On the wings of Trident Juncture 2015
Air crews from Allied and partner nations are training to improve their readiness and ability to work together and interact with land and naval forces during NATO’s Trident Juncture 2015 exercise. More than 160 aircraft including fighter jets, refueling tankers, transport aircraft, helicopters, surveillance planes and drones are training in the exercise, operating from 15 air bases in Italy, Spain, and Portugal, the three Allies hosting Trident Juncture.
Sixteen Allies and three partner nations have sent crews and aircraft to participate in the military exercise, which began on 19 October. Joint air operations focus on various types of missions, including training for defensive and offensive air operations and practicing air-to-air refueling, combat search and rescue, air support for land and naval forces, and tactical air transport operations. “From 21 to 28 October there have been nearly 340 flights out of Beja supporting air operations within Portugal including Portuguese Air Force F-16s, providing simulated enemy air assets out of Monte Real, and AWACS (surveillance) support received from Torrejon, Spain,” said Hellenic Air Force Colonel Georgios Giapitzis, head of the Local Operations Control at Beja, Portugal during Trident Juncture.
Trident Juncture is the Alliance’s biggest and most ambitious exercise in more than a decade. More than 30 nations are taking part, including 36,000 troops at sea, on the ground and in the air. In preparation, the host nations, troop contributing nations and the organising NATO commands coordinated closely with civilian air traffic control counterparts including EUROCONTROL, the European Organisation for the Safety of Air Navigation, to ensure the safe use and management of airspace during Trident Juncture.

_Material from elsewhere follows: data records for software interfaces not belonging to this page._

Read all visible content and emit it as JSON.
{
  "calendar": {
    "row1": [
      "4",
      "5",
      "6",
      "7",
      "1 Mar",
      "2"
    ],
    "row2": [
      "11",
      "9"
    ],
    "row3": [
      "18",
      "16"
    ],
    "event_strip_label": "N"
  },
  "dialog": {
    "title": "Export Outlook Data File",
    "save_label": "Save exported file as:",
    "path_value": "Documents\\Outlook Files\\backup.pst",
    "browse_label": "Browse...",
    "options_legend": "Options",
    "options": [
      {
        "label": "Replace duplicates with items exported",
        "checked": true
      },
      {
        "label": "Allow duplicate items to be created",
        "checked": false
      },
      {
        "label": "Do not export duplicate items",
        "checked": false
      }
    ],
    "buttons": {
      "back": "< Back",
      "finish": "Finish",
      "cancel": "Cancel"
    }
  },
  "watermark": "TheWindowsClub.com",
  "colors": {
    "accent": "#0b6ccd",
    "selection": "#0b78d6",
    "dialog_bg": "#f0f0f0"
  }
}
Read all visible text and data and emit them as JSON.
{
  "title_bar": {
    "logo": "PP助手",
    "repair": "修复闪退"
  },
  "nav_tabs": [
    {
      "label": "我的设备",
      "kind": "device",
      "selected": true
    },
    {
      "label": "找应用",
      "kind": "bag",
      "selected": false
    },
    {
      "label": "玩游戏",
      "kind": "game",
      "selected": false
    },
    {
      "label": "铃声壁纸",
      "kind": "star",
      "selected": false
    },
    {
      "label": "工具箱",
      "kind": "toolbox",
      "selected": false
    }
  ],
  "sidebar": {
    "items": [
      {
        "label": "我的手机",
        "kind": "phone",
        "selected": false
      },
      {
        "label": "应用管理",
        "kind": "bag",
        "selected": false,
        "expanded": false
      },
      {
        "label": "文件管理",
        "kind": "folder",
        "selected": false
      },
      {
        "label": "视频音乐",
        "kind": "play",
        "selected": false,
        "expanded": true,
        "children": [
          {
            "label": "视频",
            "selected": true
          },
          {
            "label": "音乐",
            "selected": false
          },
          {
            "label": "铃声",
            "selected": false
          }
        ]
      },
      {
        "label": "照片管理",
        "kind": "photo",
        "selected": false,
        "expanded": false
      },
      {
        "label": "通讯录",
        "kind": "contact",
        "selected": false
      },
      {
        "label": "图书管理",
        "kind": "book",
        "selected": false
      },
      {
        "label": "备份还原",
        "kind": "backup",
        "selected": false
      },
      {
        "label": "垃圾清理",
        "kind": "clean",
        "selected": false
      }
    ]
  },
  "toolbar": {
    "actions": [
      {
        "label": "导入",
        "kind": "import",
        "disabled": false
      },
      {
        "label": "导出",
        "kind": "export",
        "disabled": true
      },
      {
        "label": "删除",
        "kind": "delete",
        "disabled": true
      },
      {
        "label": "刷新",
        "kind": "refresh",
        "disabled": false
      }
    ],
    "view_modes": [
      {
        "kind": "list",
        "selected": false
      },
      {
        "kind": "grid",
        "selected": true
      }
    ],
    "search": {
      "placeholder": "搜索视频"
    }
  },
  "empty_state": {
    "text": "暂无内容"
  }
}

The air component of Exercise Trident Juncture 2015 is being directed by NATO’s Allied Air Command in Ramstein, Germany. Tactical air operations are controlled by the Italian Joint Force Air Component at Poggio Renatico in Northern Italy. They coordinate closely with local operations control units at Trapani in Italy, Albacete in Spain and Beja in Portugal as well as with host nations and troop contributing nations.